Meanwhile, in Australia, there are two possible ways for removing unpopular leaders, and neither method require them to have allegedly committed an offence.
Potential for change
First, the more likely: As was the case for the leadership spills or “coups” which befell Kevin Rudd and Julia Gillard at different times, and caused them to be removed as prime ministers of Australia, it is possible (and probably politically preferable) for their caucus to hold a formal ballot. A simple majority in the caucus decides the matter, and is often prompted by unfavourable polling or dissent among the caucus ranks.
To stay in power, Abbott’s party may need to change leader. Whether they do or not, though, the Australian public has already made it clear that the conservative government’s significant, proposed cuts were a step too far.
In this case, the potential for change relies upon Abbott’s party. While such a change may be beneficial for the party in the short-term, insofar as ridding the negative image of Abbott, it might not be an opportune moment for such a change. Part of what saved Gillard’s party from defeat in the 2010 election was her replacing Rudd (who was unpopular at the time) and immediately calling a fresh election, capitalising on the political honeymoon period which followed the leadership swap.
For this reason, Abbott’s party may remain strategically patient, waiting to pounce at a more appropriate time. Nevertheless, even if they did decide to change leaders, they don’t have many good options – two of the main contenders, Treasurer Joe Hockey and Communications Minister Malcolm Turnbull, have been implicated with the harsh budget and Abbott’s broken promises.
The second and more controversial way to oust a sitting prime minister is for the governor-general, the Queen’s representative in Australia, to dismiss the prime minister, as happened to Gough Whitlam in 1975 – much to his displeasure. Given how bitterly contentious this method became after it was first used against Whitlam, and how many – including, allegedly, the Queen herself – were concerned about its use, it is very unlikely that it would be used again. However, according to Australia’s constitution, it remains possible.
To stay in power, Abbott’s party may need to change leader. Whether they do or not, though, the Australian public has already made it clear that the conservative government’s significant, proposed cuts were a step too far. Accordingly, if the government wishes to remain the government, they will need to move their policies towards the centre of the political spectrum to regain public support.
If, for example, Abbott is replaced by someone like Turnbull, the world could expect a few key changes in how Australia engages in international politics. For one thing, Australia would no longer be a non-contributor to climate change reduction efforts, such as those recently announced by the US and China. Turnbull is a vocal supporter of action on climate change, whereas Abbott is a climate change denier and once described the related science as “crap”.
Another possibility is that other prominent moderates could influence change to Australia’s asylum seeker policies, which the United Nations have repeatedly condemned for their inhumanity.

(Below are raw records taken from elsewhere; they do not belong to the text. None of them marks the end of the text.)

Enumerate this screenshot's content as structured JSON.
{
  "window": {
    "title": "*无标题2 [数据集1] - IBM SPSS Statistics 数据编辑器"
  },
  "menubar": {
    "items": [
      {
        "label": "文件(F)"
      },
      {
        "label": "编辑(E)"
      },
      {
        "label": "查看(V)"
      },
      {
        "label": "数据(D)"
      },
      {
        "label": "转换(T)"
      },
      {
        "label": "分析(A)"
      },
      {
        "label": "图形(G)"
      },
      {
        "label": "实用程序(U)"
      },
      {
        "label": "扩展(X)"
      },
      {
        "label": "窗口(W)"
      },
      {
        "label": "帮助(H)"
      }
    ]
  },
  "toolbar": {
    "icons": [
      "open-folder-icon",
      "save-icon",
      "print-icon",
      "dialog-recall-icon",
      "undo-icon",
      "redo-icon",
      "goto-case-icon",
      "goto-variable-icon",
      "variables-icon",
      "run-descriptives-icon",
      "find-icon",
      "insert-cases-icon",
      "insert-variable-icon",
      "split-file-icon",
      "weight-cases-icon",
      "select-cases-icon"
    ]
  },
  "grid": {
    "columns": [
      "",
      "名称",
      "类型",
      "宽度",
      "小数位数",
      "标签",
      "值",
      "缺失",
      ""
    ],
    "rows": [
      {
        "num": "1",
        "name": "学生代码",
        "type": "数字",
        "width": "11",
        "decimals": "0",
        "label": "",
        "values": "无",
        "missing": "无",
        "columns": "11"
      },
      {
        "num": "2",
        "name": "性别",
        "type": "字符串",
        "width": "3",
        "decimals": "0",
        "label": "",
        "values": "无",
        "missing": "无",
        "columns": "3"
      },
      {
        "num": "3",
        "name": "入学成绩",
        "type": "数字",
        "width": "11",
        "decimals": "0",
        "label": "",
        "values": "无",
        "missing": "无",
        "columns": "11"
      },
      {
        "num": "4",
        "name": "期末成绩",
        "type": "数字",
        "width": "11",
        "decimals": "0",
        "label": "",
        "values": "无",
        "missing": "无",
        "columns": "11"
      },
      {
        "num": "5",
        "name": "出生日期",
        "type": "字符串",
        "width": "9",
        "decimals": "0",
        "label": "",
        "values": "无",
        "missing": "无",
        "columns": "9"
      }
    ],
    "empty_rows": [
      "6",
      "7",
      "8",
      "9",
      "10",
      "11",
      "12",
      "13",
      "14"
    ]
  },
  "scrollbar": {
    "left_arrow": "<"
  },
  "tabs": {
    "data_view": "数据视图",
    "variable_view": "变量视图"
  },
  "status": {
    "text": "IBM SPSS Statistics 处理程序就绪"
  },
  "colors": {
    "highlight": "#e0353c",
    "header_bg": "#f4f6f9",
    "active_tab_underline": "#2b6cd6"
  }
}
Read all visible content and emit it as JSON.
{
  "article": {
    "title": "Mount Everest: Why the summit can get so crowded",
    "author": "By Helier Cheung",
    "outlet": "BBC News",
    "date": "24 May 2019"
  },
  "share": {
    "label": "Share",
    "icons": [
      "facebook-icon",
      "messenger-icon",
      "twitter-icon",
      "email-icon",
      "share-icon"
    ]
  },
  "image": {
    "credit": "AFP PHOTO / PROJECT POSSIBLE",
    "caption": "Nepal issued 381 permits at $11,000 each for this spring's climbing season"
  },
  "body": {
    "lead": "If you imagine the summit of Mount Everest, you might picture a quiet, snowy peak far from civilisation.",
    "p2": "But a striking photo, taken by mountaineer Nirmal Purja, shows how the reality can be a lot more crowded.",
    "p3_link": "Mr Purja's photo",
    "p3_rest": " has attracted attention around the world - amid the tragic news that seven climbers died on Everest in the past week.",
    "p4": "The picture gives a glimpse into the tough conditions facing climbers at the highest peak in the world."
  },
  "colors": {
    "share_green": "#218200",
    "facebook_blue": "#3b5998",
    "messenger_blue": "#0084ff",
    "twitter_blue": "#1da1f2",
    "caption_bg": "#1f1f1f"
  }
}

When and if these changes eventuate is open to speculation, but what most certainly is not is that Abbott’s government has had a bad few weeks and is likely to have a few more. Stay tuned for the carols.
Tom Burns is an Australian writer who studies bioethics and neuroscience. His work has been featured online and in print in Australia and abroad.